= WHAT YOU HAVE TO DO =
The result must match the data exactly, line for line.

= RECORDS TO USE =
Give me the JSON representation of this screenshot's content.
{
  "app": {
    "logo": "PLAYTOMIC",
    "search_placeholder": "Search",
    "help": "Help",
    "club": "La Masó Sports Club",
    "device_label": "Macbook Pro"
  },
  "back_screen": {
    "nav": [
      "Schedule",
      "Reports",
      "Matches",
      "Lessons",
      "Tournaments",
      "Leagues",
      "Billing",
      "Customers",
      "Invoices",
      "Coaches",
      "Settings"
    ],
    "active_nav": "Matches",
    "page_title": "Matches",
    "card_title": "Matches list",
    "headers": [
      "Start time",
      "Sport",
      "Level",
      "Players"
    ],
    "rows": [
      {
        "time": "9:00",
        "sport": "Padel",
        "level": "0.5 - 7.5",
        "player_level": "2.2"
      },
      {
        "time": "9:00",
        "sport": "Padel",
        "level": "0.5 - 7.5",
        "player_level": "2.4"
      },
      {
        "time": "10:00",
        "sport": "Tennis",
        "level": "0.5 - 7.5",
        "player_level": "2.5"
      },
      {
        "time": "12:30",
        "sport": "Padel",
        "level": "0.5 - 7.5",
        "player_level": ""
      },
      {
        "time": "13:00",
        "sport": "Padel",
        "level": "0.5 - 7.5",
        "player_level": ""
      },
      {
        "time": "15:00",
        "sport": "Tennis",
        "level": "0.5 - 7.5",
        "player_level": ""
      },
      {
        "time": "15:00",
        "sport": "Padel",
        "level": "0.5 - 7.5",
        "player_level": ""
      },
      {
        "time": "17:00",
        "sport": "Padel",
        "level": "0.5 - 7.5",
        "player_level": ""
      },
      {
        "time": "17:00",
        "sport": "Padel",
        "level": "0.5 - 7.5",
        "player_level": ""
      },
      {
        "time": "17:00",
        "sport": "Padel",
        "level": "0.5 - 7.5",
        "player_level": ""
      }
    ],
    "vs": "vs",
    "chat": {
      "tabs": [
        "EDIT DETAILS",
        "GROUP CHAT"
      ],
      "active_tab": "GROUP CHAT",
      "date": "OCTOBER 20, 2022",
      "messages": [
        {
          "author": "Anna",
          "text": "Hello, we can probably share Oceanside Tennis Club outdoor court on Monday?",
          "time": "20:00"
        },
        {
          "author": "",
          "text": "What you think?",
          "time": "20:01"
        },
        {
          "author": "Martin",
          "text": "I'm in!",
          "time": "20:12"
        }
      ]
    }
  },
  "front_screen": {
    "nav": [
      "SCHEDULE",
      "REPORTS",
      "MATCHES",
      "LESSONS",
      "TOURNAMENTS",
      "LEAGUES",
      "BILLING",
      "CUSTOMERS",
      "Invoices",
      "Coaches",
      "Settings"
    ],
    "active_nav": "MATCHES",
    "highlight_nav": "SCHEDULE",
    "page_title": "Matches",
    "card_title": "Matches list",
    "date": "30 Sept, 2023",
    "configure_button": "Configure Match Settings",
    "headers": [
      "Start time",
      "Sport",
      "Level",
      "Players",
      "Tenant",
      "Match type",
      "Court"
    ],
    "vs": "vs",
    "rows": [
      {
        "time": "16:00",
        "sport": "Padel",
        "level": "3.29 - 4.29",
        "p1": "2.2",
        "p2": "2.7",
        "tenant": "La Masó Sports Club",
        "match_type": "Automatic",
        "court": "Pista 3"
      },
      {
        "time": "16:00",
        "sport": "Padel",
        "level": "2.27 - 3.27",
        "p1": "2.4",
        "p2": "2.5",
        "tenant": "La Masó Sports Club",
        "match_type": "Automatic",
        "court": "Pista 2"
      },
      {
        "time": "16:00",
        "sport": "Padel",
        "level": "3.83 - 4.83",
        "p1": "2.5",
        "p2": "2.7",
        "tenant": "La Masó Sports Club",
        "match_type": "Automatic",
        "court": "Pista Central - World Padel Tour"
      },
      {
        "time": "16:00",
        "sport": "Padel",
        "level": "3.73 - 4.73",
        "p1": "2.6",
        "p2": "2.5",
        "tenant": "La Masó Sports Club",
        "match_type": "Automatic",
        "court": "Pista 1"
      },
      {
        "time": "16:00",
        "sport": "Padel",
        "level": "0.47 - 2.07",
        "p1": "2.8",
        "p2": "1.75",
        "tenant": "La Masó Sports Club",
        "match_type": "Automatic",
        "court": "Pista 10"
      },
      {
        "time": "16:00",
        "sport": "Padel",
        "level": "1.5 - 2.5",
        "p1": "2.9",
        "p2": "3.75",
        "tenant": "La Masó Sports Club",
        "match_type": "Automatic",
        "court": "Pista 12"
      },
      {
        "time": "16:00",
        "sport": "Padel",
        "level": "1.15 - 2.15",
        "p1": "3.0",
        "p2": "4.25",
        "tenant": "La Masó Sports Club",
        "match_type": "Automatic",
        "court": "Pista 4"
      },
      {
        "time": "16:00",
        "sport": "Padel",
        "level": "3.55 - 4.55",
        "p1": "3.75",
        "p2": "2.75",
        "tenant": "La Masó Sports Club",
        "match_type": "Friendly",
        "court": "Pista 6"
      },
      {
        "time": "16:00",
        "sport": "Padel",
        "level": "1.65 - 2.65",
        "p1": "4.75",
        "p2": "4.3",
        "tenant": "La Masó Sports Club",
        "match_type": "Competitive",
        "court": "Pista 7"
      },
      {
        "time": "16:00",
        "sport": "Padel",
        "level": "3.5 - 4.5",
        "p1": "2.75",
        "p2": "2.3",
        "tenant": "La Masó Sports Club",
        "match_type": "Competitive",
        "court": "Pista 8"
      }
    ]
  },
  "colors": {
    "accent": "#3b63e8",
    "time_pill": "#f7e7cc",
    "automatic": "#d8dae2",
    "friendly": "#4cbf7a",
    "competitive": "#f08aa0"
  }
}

= RESULT =
Give me the JSON representation of this screenshot's content.
{
  "app": {
    "logo": "PLAYTOMIC",
    "search_placeholder": "Search",
    "help": "Help",
    "club": "La Masó Sports Club",
    "device_label": "Macbook Pro"
  },
  "back_screen": {
    "nav": [
      "Schedule",
      "Reports",
      "Matches",
      "Lessons",
      "Tournaments",
      "Leagues",
      "Billing",
      "Customers",
      "Invoices",
      "Coaches",
      "Settings"
    ],
    "active_nav": "Matches",
    "page_title": "Matches",
    "card_title": "Matches list",
    "headers": [
      "Start time",
      "Sport",
      "Level",
      "Players"
    ],
    "rows": [
      {
        "time": "9:00",
        "sport": "Padel",
        "level": "0.5 - 7.5",
        "player_level": "2.2"
      },
      {
        "time": "9:00",
        "sport": "Padel",
        "level": "0.5 - 7.5",
        "player_level": "2.4"
      },
      {
        "time": "10:00",
        "sport": "Tennis",
        "level": "0.5 - 7.5",
        "player_level": "2.5"
      },
      {
        "time": "12:30",
        "sport": "Padel",
        "level": "0.5 - 7.5",
        "player_level": ""
      },
      {
        "time": "13:00",
        "sport": "Padel",
        "level": "0.5 - 7.5",
        "player_level": ""
      },
      {
        "time": "15:00",
        "sport": "Tennis",
        "level": "0.5 - 7.5",
        "player_level": ""
      },
      {
        "time": "15:00",
        "sport": "Padel",
        "level": "0.5 - 7.5",
        "player_level": ""
      },
      {
        "time": "17:00",
        "sport": "Padel",
        "level": "0.5 - 7.5",
        "player_level": ""
      },
      {
        "time": "17:00",
        "sport": "Padel",
        "level": "0.5 - 7.5",
        "player_level": ""
      },
      {
        "time": "17:00",
        "sport": "Padel",
        "level": "0.5 - 7.5",
        "player_level": ""
      }
    ],
    "vs": "vs",
    "chat": {
      "tabs": [
        "EDIT DETAILS",
        "GROUP CHAT"
      ],
      "active_tab": "GROUP CHAT",
      "date": "OCTOBER 20, 2022",
      "messages": [
        {
          "author": "Anna",
          "text": "Hello, we can probably share Oceanside Tennis Club outdoor court on Monday?",
          "time": "20:00"
        },
        {
          "author": "",
          "text": "What you think?",
          "time": "20:01"
        },
        {
          "author": "Martin",
          "text": "I'm in!",
          "time": "20:12"
        }
      ]
    }
  },
  "front_screen": {
    "nav": [
      "SCHEDULE",
      "REPORTS",
      "MATCHES",
      "LESSONS",
      "TOURNAMENTS",
      "LEAGUES",
      "BILLING",
      "CUSTOMERS",
      "Invoices",
      "Coaches",
      "Settings"
    ],
    "active_nav": "MATCHES",
    "highlight_nav": "SCHEDULE",
    "page_title": "Matches",
    "card_title": "Matches list",
    "date": "30 Sept, 2023",
    "configure_button": "Configure Match Settings",
    "headers": [
      "Start time",
      "Sport",
      "Level",
      "Players",
      "Tenant",
      "Match type",
      "Court"
    ],
    "vs": "vs",
    "rows": [
      {
        "time": "16:00",
        "sport": "Padel",
        "level": "3.29 - 4.29",
        "p1": "2.2",
        "p2": "2.7",
        "tenant": "La Masó Sports Club",
        "match_type": "Automatic",
        "court": "Pista 3"
      },
      {
        "time": "16:00",
        "sport": "Padel",
        "level": "2.27 - 3.27",
        "p1": "2.4",
        "p2": "2.5",
        "tenant": "La Masó Sports Club",
        "match_type": "Automatic",
        "court": "Pista 2"
      },
      {
        "time": "16:00",
        "sport": "Padel",
        "level": "3.83 - 4.83",
        "p1": "2.5",
        "p2": "2.7",
        "tenant": "La Masó Sports Club",
        "match_type": "Automatic",
        "court": "Pista Central - World Padel Tour"
      },
      {
        "time": "16:00",
        "sport": "Padel",
        "level": "3.73 - 4.73",
        "p1": "2.6",
        "p2": "2.5",
        "tenant": "La Masó Sports Club",
        "match_type": "Automatic",
        "court": "Pista 1"
      },
      {
        "time": "16:00",
        "sport": "Padel",
        "level": "0.47 - 2.07",
        "p1": "2.8",
        "p2": "1.75",
        "tenant": "La Masó Sports Club",
        "match_type": "Automatic",
        "court": "Pista 10"
      },
      {
        "time": "16:00",
        "sport": "Padel",
        "level": "1.5 - 2.5",
        "p1": "2.9",
        "p2": "3.75",
        "tenant": "La Masó Sports Club",
        "match_type": "Automatic",
        "court": "Pista 12"
      },
      {
        "time": "16:00",
        "sport": "Padel",
        "level": "1.15 - 2.15",
        "p1": "3.0",
        "p2": "4.25",
        "tenant": "La Masó Sports Club",
        "match_type": "Automatic",
        "court": "Pista 4"
      },
      {
        "time": "16:00",
        "sport": "Padel",
        "level": "3.55 - 4.55",
        "p1": "3.75",
        "p2": "2.75",
        "tenant": "La Masó Sports Club",
        "match_type": "Friendly",
        "court": "Pista 6"
      },
      {
        "time": "16:00",
        "sport": "Padel",
        "level": "1.65 - 2.65",
        "p1": "4.75",
        "p2": "4.3",
        "tenant": "La Masó Sports Club",
        "match_type": "Competitive",
        "court": "Pista 7"
      },
      {
        "time": "16:00",
        "sport": "Padel",
        "level": "3.5 - 4.5",
        "p1": "2.75",
        "p2": "2.3",
        "tenant": "La Masó Sports Club",
        "match_type": "Competitive",
        "court": "Pista 8"
      }
    ]
  },
  "colors": {
    "accent": "#3b63e8",
    "time_pill": "#f7e7cc",
    "automatic": "#d8dae2",
    "friendly": "#4cbf7a",
    "competitive": "#f08aa0"
  }
}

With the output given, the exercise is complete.